** Extracted information follows **

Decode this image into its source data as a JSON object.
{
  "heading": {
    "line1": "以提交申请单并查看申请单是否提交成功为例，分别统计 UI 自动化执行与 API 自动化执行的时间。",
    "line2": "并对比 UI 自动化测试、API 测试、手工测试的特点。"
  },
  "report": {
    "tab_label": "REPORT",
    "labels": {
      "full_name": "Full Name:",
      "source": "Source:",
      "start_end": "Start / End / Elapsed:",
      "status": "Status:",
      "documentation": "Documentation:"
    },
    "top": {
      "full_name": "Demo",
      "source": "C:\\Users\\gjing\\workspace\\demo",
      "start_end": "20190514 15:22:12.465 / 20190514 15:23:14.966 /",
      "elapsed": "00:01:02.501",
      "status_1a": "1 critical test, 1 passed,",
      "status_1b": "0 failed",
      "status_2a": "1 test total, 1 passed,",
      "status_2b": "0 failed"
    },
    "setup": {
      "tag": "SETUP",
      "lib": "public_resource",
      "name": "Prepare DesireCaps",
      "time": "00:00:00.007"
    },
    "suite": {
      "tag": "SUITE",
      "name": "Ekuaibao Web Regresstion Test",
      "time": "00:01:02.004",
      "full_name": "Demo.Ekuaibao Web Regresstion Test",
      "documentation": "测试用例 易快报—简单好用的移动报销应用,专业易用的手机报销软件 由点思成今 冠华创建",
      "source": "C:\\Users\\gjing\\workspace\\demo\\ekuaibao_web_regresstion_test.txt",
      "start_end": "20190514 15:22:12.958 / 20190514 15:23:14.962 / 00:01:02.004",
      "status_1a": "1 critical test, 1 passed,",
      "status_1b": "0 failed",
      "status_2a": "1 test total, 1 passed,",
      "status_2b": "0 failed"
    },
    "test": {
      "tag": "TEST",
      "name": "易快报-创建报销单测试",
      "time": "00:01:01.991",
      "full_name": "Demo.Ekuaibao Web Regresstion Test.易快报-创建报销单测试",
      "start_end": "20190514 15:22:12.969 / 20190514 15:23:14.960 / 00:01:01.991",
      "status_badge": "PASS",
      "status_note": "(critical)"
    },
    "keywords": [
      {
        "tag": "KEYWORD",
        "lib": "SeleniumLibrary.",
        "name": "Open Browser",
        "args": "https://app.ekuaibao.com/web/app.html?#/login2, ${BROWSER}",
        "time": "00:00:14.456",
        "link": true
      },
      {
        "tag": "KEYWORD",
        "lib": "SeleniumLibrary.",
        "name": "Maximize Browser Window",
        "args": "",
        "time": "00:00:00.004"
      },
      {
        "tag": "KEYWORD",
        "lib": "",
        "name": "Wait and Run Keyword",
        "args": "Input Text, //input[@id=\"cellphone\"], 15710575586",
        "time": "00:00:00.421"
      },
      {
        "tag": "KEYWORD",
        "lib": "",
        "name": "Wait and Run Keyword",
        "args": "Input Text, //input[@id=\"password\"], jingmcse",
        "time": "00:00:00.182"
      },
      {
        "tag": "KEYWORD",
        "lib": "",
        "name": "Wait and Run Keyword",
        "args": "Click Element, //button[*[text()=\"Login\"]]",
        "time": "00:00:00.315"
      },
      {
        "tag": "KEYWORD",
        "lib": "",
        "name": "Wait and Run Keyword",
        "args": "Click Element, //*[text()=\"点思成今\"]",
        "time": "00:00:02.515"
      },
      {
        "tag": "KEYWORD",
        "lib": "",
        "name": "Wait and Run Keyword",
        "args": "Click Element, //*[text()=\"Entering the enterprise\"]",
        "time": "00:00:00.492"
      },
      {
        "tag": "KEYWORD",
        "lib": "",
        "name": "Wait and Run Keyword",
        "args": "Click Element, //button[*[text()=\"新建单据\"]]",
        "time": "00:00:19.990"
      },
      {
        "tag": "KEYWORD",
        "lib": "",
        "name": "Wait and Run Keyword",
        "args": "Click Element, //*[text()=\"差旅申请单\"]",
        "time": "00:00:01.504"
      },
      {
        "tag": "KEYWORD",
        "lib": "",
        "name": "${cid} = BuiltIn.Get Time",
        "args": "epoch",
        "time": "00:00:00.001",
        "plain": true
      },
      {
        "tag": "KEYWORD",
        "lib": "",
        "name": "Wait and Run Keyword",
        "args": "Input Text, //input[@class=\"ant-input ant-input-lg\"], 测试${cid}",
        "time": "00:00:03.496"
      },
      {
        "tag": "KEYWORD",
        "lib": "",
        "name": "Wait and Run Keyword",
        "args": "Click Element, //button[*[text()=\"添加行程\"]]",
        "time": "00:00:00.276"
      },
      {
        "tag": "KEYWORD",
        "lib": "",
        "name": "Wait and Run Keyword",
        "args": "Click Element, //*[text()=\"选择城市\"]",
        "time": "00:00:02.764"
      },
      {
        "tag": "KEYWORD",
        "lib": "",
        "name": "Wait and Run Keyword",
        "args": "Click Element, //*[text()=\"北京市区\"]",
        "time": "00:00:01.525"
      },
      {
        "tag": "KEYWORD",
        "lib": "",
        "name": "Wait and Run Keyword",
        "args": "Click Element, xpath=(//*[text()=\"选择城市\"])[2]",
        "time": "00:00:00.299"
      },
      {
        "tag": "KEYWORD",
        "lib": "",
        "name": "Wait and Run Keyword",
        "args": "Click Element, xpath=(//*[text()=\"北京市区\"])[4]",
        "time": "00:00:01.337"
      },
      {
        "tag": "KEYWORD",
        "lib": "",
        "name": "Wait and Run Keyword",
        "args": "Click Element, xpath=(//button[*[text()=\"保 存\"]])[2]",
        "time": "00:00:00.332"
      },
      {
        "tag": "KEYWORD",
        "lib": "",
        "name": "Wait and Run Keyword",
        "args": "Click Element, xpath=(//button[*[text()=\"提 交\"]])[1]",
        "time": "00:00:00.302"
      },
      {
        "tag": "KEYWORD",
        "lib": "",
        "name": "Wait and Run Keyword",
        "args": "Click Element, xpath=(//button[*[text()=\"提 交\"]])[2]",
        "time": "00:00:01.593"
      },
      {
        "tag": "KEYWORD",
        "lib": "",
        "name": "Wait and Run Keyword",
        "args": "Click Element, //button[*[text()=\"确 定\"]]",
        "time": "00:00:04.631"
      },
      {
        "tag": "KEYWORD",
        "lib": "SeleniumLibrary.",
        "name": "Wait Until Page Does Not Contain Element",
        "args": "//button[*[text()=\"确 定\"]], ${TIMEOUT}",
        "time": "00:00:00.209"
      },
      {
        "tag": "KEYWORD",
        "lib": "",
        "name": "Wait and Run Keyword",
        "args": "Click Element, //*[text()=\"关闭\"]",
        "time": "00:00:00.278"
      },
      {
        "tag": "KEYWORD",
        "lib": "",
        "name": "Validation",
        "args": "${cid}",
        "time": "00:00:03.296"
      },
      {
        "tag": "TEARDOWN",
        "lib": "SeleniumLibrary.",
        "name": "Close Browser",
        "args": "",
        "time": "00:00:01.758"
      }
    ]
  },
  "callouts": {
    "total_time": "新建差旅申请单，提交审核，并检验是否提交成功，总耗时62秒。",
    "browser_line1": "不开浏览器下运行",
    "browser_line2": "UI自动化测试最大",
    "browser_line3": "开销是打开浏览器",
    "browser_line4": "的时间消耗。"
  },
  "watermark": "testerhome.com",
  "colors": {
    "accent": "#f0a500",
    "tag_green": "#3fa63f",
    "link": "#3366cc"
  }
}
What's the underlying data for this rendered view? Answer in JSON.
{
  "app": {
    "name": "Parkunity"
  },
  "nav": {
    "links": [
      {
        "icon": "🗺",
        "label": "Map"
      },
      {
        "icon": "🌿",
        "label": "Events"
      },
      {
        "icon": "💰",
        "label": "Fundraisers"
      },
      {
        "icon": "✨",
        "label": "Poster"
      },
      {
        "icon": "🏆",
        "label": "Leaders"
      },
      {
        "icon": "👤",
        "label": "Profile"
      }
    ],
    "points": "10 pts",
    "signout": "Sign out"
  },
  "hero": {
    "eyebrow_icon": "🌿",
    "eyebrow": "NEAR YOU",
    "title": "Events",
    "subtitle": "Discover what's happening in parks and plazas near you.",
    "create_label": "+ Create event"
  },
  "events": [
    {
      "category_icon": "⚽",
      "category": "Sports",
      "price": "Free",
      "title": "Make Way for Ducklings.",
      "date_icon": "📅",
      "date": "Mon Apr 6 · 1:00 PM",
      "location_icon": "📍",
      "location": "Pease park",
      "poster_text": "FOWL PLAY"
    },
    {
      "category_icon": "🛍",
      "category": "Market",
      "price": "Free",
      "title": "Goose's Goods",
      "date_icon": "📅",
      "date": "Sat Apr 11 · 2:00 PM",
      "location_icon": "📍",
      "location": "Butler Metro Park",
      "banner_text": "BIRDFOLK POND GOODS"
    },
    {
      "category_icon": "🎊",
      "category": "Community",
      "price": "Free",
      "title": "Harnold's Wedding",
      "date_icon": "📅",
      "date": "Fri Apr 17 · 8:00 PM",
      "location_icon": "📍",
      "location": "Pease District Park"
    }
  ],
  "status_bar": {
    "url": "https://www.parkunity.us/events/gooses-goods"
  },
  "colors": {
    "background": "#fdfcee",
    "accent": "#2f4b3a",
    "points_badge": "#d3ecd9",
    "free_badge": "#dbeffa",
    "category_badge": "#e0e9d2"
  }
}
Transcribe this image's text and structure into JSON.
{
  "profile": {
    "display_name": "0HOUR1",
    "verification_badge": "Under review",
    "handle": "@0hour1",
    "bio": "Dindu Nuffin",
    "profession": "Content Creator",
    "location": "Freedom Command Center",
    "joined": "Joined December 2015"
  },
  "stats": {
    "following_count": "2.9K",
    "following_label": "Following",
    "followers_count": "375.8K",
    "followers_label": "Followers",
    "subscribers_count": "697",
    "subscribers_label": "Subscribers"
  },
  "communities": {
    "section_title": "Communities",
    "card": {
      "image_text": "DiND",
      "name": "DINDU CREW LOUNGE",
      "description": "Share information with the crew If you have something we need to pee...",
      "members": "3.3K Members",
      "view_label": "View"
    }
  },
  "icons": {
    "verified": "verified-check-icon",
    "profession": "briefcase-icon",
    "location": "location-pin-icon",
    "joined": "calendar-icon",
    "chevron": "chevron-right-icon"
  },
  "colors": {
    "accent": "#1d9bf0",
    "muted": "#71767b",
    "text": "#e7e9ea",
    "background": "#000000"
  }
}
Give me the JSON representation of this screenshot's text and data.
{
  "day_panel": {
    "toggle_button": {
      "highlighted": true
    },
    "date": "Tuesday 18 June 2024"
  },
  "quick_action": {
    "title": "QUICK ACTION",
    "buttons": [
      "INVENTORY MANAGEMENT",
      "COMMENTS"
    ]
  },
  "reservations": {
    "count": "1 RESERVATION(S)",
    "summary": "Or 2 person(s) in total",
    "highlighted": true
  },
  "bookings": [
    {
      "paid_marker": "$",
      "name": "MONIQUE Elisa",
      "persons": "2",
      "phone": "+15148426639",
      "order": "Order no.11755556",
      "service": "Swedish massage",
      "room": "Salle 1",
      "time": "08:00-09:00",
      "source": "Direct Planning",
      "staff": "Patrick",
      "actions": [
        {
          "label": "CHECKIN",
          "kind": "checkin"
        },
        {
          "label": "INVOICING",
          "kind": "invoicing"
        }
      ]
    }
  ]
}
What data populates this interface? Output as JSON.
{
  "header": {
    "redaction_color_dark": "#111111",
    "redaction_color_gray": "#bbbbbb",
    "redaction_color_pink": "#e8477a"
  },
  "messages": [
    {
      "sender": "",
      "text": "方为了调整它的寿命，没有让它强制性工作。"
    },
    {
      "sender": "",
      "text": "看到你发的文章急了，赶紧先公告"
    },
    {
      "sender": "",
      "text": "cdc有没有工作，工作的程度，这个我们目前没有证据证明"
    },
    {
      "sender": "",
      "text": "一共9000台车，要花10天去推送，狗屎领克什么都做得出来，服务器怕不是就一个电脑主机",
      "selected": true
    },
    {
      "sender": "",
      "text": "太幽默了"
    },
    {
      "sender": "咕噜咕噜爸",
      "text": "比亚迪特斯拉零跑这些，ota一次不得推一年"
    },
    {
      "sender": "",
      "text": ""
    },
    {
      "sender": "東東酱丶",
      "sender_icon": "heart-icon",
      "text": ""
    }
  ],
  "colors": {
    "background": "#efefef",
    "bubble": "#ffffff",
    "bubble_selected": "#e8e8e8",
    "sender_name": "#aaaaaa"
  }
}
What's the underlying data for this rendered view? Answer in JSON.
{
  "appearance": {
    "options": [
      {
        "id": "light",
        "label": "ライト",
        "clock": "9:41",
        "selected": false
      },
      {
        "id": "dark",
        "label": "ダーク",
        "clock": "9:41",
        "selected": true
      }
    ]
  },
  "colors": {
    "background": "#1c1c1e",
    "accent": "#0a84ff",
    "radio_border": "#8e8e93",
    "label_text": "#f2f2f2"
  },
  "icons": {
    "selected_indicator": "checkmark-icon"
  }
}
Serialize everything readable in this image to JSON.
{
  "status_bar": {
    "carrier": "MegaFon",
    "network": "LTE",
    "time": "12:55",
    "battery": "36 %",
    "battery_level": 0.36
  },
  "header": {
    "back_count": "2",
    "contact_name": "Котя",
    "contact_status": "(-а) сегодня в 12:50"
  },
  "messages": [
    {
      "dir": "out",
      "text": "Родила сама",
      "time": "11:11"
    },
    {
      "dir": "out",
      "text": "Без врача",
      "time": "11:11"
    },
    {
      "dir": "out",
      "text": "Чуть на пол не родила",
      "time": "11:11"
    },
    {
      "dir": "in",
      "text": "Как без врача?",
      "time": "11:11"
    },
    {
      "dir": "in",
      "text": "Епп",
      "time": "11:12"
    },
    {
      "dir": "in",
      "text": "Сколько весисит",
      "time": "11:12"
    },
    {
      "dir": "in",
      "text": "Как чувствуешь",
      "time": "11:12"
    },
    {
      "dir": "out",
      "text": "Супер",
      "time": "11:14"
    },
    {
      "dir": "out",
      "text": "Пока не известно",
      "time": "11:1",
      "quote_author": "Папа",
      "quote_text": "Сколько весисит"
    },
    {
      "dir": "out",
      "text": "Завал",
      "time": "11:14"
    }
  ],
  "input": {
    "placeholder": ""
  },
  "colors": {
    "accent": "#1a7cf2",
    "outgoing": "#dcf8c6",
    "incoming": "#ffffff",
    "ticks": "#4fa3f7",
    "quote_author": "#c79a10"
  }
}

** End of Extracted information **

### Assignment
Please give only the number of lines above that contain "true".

### Reply
6